# EXERCISE OBJECTIVE
Reproduce the data exactly, leaving nothing out.

*** GIVEN INFORMATION ***

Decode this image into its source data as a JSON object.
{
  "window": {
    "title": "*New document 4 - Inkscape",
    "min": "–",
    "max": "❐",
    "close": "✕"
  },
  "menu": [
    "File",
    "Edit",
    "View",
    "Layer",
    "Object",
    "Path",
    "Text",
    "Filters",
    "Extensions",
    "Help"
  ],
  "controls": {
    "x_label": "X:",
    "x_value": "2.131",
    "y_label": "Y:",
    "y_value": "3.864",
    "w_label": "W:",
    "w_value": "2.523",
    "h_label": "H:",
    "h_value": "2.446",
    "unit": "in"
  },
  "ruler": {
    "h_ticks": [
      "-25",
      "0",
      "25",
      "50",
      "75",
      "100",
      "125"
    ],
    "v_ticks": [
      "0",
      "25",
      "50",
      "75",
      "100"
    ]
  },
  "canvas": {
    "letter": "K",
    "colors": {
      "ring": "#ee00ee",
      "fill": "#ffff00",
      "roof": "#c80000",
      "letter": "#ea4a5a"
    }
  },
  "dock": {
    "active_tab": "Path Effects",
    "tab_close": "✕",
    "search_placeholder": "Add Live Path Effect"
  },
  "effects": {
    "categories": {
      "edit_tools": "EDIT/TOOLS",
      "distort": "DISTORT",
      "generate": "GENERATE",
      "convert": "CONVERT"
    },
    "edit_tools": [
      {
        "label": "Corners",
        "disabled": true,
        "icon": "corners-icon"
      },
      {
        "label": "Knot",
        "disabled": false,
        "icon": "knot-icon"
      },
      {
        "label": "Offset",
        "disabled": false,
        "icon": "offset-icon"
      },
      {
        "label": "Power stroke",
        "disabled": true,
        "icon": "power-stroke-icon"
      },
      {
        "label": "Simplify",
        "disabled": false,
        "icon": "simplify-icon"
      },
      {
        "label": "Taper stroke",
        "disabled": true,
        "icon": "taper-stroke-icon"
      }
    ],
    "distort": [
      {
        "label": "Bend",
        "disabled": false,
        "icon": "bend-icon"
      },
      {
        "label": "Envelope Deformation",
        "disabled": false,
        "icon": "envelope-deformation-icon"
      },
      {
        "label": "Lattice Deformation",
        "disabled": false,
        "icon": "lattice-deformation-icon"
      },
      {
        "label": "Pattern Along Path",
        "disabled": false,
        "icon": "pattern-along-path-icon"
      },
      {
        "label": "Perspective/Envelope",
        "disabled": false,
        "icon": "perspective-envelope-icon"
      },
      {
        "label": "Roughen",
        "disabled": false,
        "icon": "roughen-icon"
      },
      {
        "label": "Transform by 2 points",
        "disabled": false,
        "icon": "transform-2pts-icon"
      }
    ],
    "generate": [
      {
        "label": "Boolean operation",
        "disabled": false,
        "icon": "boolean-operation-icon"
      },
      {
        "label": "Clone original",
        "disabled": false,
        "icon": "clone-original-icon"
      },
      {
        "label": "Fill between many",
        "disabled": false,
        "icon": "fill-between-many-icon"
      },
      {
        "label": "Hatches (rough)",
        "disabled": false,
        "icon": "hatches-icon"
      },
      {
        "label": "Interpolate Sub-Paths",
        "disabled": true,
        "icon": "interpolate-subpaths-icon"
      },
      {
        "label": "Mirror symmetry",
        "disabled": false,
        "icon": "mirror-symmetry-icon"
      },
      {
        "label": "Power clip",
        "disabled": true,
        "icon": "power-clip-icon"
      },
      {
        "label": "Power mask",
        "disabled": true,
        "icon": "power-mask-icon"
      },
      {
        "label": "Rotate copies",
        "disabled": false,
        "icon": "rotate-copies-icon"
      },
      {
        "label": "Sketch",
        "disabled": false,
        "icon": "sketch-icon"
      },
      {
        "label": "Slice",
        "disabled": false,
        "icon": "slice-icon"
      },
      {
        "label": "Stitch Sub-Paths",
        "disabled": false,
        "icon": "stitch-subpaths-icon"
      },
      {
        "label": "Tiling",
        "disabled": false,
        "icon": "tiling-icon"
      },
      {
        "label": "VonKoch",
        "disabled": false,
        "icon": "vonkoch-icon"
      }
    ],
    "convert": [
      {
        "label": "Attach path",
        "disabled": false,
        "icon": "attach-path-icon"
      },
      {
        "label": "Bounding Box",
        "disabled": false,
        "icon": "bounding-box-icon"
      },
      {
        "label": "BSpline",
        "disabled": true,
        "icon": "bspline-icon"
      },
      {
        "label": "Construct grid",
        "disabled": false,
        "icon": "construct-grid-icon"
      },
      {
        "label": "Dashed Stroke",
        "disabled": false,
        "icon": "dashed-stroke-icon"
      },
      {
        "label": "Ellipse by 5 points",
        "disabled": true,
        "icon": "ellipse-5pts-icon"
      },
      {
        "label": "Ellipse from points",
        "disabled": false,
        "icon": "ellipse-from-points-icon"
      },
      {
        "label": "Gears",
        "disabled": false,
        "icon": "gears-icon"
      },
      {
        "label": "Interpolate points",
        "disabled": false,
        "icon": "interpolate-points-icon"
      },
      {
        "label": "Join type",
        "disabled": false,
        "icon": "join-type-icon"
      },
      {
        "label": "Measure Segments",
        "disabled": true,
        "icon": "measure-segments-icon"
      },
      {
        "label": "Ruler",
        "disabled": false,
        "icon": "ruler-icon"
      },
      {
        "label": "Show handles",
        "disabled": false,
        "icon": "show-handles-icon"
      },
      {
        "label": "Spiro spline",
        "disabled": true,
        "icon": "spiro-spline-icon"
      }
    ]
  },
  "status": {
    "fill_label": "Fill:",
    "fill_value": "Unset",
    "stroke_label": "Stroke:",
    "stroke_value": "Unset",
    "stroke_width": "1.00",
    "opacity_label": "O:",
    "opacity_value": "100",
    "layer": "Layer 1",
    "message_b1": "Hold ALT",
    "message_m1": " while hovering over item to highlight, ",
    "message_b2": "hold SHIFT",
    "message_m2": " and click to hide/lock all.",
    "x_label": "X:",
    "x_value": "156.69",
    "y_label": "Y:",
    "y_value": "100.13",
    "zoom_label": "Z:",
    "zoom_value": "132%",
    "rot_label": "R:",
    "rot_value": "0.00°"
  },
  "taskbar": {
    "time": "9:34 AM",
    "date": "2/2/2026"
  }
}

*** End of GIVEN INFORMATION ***

# RESPONSE TO THIS TASK
Decode this image into its source data as a JSON object.
{
  "window": {
    "title": "*New document 4 - Inkscape",
    "min": "–",
    "max": "❐",
    "close": "✕"
  },
  "menu": [
    "File",
    "Edit",
    "View",
    "Layer",
    "Object",
    "Path",
    "Text",
    "Filters",
    "Extensions",
    "Help"
  ],
  "controls": {
    "x_label": "X:",
    "x_value": "2.131",
    "y_label": "Y:",
    "y_value": "3.864",
    "w_label": "W:",
    "w_value": "2.523",
    "h_label": "H:",
    "h_value": "2.446",
    "unit": "in"
  },
  "ruler": {
    "h_ticks": [
      "-25",
      "0",
      "25",
      "50",
      "75",
      "100",
      "125"
    ],
    "v_ticks": [
      "0",
      "25",
      "50",
      "75",
      "100"
    ]
  },
  "canvas": {
    "letter": "K",
    "colors": {
      "ring": "#ee00ee",
      "fill": "#ffff00",
      "roof": "#c80000",
      "letter": "#ea4a5a"
    }
  },
  "dock": {
    "active_tab": "Path Effects",
    "tab_close": "✕",
    "search_placeholder": "Add Live Path Effect"
  },
  "effects": {
    "categories": {
      "edit_tools": "EDIT/TOOLS",
      "distort": "DISTORT",
      "generate": "GENERATE",
      "convert": "CONVERT"
    },
    "edit_tools": [
      {
        "label": "Corners",
        "disabled": true,
        "icon": "corners-icon"
      },
      {
        "label": "Knot",
        "disabled": false,
        "icon": "knot-icon"
      },
      {
        "label": "Offset",
        "disabled": false,
        "icon": "offset-icon"
      },
      {
        "label": "Power stroke",
        "disabled": true,
        "icon": "power-stroke-icon"
      },
      {
        "label": "Simplify",
        "disabled": false,
        "icon": "simplify-icon"
      },
      {
        "label": "Taper stroke",
        "disabled": true,
        "icon": "taper-stroke-icon"
      }
    ],
    "distort": [
      {
        "label": "Bend",
        "disabled": false,
        "icon": "bend-icon"
      },
      {
        "label": "Envelope Deformation",
        "disabled": false,
        "icon": "envelope-deformation-icon"
      },
      {
        "label": "Lattice Deformation",
        "disabled": false,
        "icon": "lattice-deformation-icon"
      },
      {
        "label": "Pattern Along Path",
        "disabled": false,
        "icon": "pattern-along-path-icon"
      },
      {
        "label": "Perspective/Envelope",
        "disabled": false,
        "icon": "perspective-envelope-icon"
      },
      {
        "label": "Roughen",
        "disabled": false,
        "icon": "roughen-icon"
      },
      {
        "label": "Transform by 2 points",
        "disabled": false,
        "icon": "transform-2pts-icon"
      }
    ],
    "generate": [
      {
        "label": "Boolean operation",
        "disabled": false,
        "icon": "boolean-operation-icon"
      },
      {
        "label": "Clone original",
        "disabled": false,
        "icon": "clone-original-icon"
      },
      {
        "label": "Fill between many",
        "disabled": false,
        "icon": "fill-between-many-icon"
      },
      {
        "label": "Hatches (rough)",
        "disabled": false,
        "icon": "hatches-icon"
      },
      {
        "label": "Interpolate Sub-Paths",
        "disabled": true,
        "icon": "interpolate-subpaths-icon"
      },
      {
        "label": "Mirror symmetry",
        "disabled": false,
        "icon": "mirror-symmetry-icon"
      },
      {
        "label": "Power clip",
        "disabled": true,
        "icon": "power-clip-icon"
      },
      {
        "label": "Power mask",
        "disabled": true,
        "icon": "power-mask-icon"
      },
      {
        "label": "Rotate copies",
        "disabled": false,
        "icon": "rotate-copies-icon"
      },
      {
        "label": "Sketch",
        "disabled": false,
        "icon": "sketch-icon"
      },
      {
        "label": "Slice",
        "disabled": false,
        "icon": "slice-icon"
      },
      {
        "label": "Stitch Sub-Paths",
        "disabled": false,
        "icon": "stitch-subpaths-icon"
      },
      {
        "label": "Tiling",
        "disabled": false,
        "icon": "tiling-icon"
      },
      {
        "label": "VonKoch",
        "disabled": false,
        "icon": "vonkoch-icon"
      }
    ],
    "convert": [
      {
        "label": "Attach path",
        "disabled": false,
        "icon": "attach-path-icon"
      },
      {
        "label": "Bounding Box",
        "disabled": false,
        "icon": "bounding-box-icon"
      },
      {
        "label": "BSpline",
        "disabled": true,
        "icon": "bspline-icon"
      },
      {
        "label": "Construct grid",
        "disabled": false,
        "icon": "construct-grid-icon"
      },
      {
        "label": "Dashed Stroke",
        "disabled": false,
        "icon": "dashed-stroke-icon"
      },
      {
        "label": "Ellipse by 5 points",
        "disabled": true,
        "icon": "ellipse-5pts-icon"
      },
      {
        "label": "Ellipse from points",
        "disabled": false,
        "icon": "ellipse-from-points-icon"
      },
      {
        "label": "Gears",
        "disabled": false,
        "icon": "gears-icon"
      },
      {
        "label": "Interpolate points",
        "disabled": false,
        "icon": "interpolate-points-icon"
      },
      {
        "label": "Join type",
        "disabled": false,
        "icon": "join-type-icon"
      },
      {
        "label": "Measure Segments",
        "disabled": true,
        "icon": "measure-segments-icon"
      },
      {
        "label": "Ruler",
        "disabled": false,
        "icon": "ruler-icon"
      },
      {
        "label": "Show handles",
        "disabled": false,
        "icon": "show-handles-icon"
      },
      {
        "label": "Spiro spline",
        "disabled": true,
        "icon": "spiro-spline-icon"
      }
    ]
  },
  "status": {
    "fill_label": "Fill:",
    "fill_value": "Unset",
    "stroke_label": "Stroke:",
    "stroke_value": "Unset",
    "stroke_width": "1.00",
    "opacity_label": "O:",
    "opacity_value": "100",
    "layer": "Layer 1",
    "message_b1": "Hold ALT",
    "message_m1": " while hovering over item to highlight, ",
    "message_b2": "hold SHIFT",
    "message_m2": " and click to hide/lock all.",
    "x_label": "X:",
    "x_value": "156.69",
    "y_label": "Y:",
    "y_value": "100.13",
    "zoom_label": "Z:",
    "zoom_value": "132%",
    "rot_label": "R:",
    "rot_value": "0.00°"
  },
  "taskbar": {
    "time": "9:34 AM",
    "date": "2/2/2026"
  }
}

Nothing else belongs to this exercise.